* to encourage a reasoned awareness of how our beliefs impact the way we interact with the world around us
* to foster intelligent and open dialogue
* to inspire a sense of spirituality that has real meaning in day-to-day life

Tuesday, July 26, 2011

Work Does not Equal Punishment: Genesis 3 Revisited

I concluded my reinterpretation of Genesis 1-2 with:
No person is an isolated being.  We are at our very core relational.  We are in constant relationship with the natural world around us, and we are in constant relationship with one another.  These connections are as vital to us as physical nourishment.

[Chapter 3]

Yet we don’t always honor that connection.  We don’t always honor the truth and beauty and creativity within us.  A story could be told about a serpent and a certain tree, but as evocative as they can be, stories are also subject to interpretation.  Even though our stories are all essentially the same, we manage to focus on points of distinction rather than commonalities.  Our connection to one another and to ourselves becomes compromised.

Although this may not be a desirable thing, it’s certainly natural.  When we don’t honor the truth and beauty and creativity within ourselves and others, it can always be traced back to fear.  Most often, we fear that which we consider different from ourselves more than we fear the familiar.  When we believe our fears, it becomes easy to forget about our infinite creativity and beauty.  When we believe our fears, it’s difficult to be truly inspired.

And when we realize how easily we have given ourselves over to fear, we often feel shame.  Fear and shame are unpleasant enough feelings that we invent all manner of coping mechanisms, many of which only serve to keep us further from simple awareness of the truth and beauty and creativity at our core.  In truth, we can never know enough or do enough to overcome our basic need for connection with ourselves, with one another, and with the natural world.  It isn’t possible for life to be entirely comprised of pleasure, but neither is it entirely comprised of pain.  There is pain and there is pleasure, and we are capable of embracing both as natural parts of life.

The greatest rewards are experienced when we are willing to put forth honest effort to bring about satisfying results.  Our connection with ourselves, with others, and with the natural world requires a bit of work, but this work is not punishment for some wrongdoing.  Work, in one form or another, is simply one essential ingredient toward fulfilling experiences.  We may imagine a paradise where perfectly ripe fruit falls from trees to land at our feet, animals all get along peacefully, and there is no danger of disease or injury, but such is not the reality of our lives.  In all honesty, most of us would get bored of that before very long anyway.


  1. Just a suggestion... if you can somehow link to the passage you're "reinterpreting", it would be helpful for people like me who don't have the entire Bible memorized.


  2. That is a fantastic suggestion.
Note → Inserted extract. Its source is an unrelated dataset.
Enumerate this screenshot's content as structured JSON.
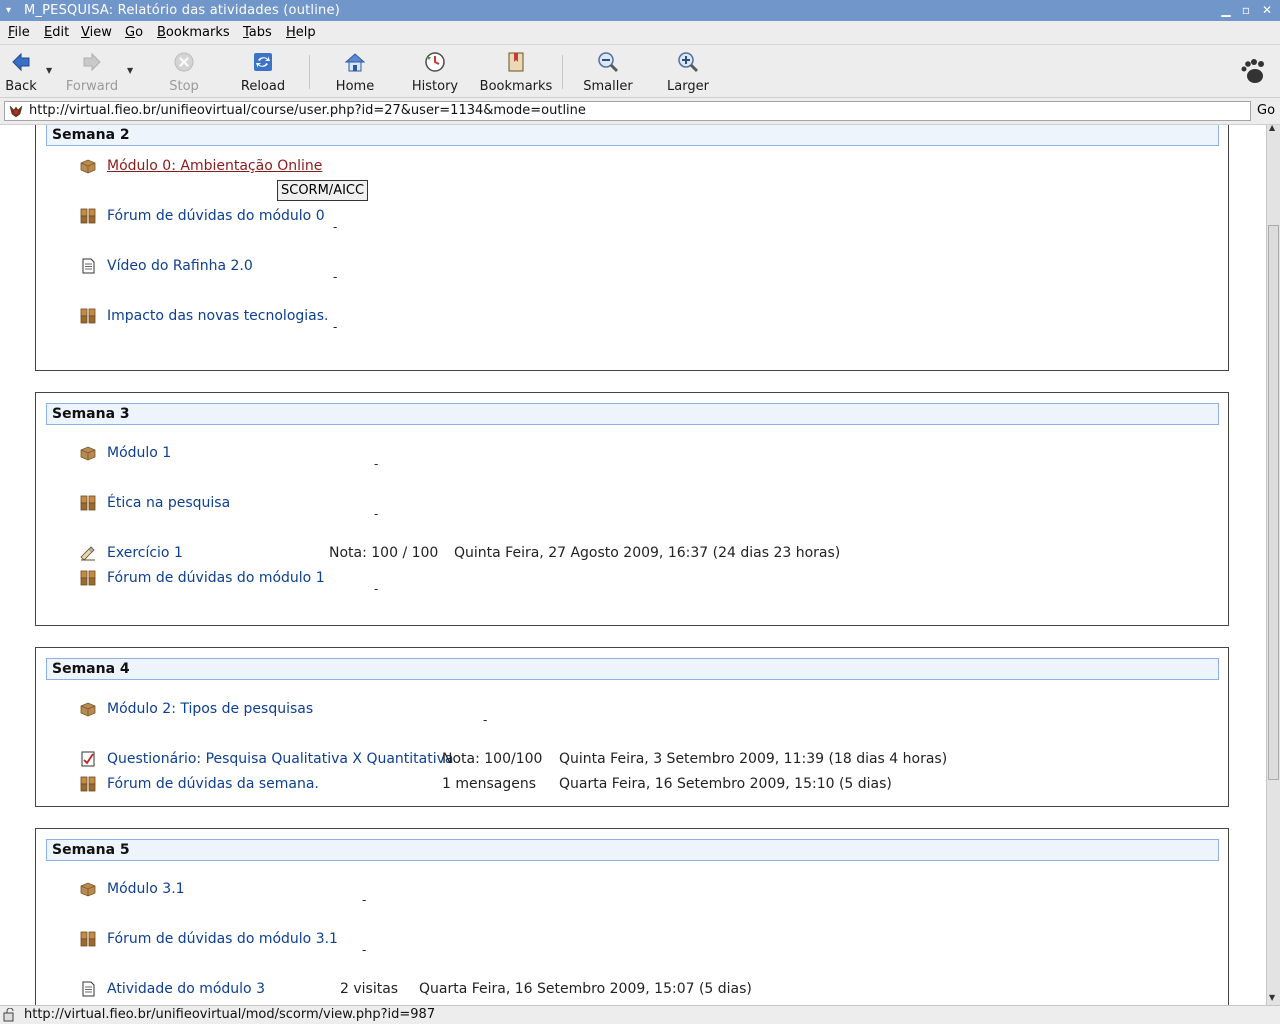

Here is a link to Genesis 3. (You can select which version to read once you get to the site.)